The Fishery Cruiser came first and was able to communicate by semaphore with us – we had no radio – fortunately Dòmhnall na Twins had learned semaphore in the RNR. The cruiser decided to try and launch their motor boat but the weather was just too severe. The Stornoway Lifeboat arrived in the morning at about 7am at high water, but the landing ledge in the cove is more accessible at low tide so he waited till around midday. First of all he thought he could come close enough for us jump on board, but it was just too dangerous – he could have lost the Lifeboat. He then let her in slowly on the anchor and got a line ashore. It was a very tricky operation in the conditions. We then secured ourselves to a line, to be dragged one-by-one through the water onto the lifeboat.

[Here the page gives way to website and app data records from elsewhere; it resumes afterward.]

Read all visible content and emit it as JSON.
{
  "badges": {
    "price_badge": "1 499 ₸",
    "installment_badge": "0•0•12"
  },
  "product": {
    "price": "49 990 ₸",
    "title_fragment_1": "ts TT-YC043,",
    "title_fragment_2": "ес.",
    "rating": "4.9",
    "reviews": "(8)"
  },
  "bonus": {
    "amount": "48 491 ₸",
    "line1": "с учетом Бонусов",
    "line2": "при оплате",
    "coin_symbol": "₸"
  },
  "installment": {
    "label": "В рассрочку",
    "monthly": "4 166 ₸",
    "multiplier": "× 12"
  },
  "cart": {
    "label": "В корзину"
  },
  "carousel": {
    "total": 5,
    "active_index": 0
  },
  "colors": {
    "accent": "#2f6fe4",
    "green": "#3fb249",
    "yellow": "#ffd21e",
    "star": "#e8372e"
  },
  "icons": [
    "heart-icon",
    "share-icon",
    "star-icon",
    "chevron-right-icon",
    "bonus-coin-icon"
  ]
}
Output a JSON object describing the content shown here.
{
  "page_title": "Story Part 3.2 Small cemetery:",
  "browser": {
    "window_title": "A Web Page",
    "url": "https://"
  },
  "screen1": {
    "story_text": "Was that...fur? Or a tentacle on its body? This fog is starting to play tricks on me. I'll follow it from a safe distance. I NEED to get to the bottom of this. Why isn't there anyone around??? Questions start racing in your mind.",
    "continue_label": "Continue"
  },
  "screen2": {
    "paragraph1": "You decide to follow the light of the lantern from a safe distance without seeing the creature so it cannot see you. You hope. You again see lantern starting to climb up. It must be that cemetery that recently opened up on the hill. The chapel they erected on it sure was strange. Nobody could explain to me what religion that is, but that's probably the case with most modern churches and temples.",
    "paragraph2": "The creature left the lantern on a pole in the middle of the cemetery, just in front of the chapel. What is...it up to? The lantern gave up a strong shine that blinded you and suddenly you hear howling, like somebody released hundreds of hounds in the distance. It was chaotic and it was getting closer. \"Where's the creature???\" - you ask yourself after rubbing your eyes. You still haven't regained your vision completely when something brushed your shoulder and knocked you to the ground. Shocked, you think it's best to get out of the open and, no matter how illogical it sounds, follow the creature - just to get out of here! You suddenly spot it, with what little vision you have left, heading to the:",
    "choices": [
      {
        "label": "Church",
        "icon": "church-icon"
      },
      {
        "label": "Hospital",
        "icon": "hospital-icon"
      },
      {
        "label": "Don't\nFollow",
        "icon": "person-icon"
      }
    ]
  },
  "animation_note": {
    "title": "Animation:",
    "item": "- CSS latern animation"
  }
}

The last to leave the island, skipper Murdo Morrison, secured the borrowed gold watch round his neck. One of the officers on board the ‘Minna’ who observed the rescue said at the time “The cox of the lifeboat did a wonderful job. It was the finest piece of boat handling I have ever seen.” Coxswain Macdonald was later awarded an RNLI medal for the rescue.

The Life Boat crew that day was:
Malcolm Macdonald,11 Morrison Ave (Cox)
Malcolm Crockett, 5 Keith Street (2nd cox)
John Macleod, Kenneth St (Mechanic)
John MacDonald, Seaview Terrace (asst. mechanic)
Malcolm Macleod, Morrison Ave (bowman)
Murdo Maclean, Kenneth St
Angus Maciver, Seaforth Road
Robert McEwan 25 North Beach

News reached Ness through the ‘trawler band’ that the men were safe but that the ‘Mayflower’ had been lost. The final journey home from Stornoway to Ness was by road courtesy of Calum Macleod of 116 Cross Skigersta Road, Ness (Calum Drogaidh), who had left Ness for Stornoway when he saw the Lifeboat passing the Butt on its return journey.

Despite their ordeal the rescued men were determined that another ‘Mayflower’ would be on the stocks at the boatyard, and within a year ‘Mayflower II’ was launched and can still be seen at her home port, the small fishing harbour of Skigersta in the north east corner of Ness. Unlike her namesake, she has never made the 40 mile trip to Sula Sgeir.

North Lewis Maritime Society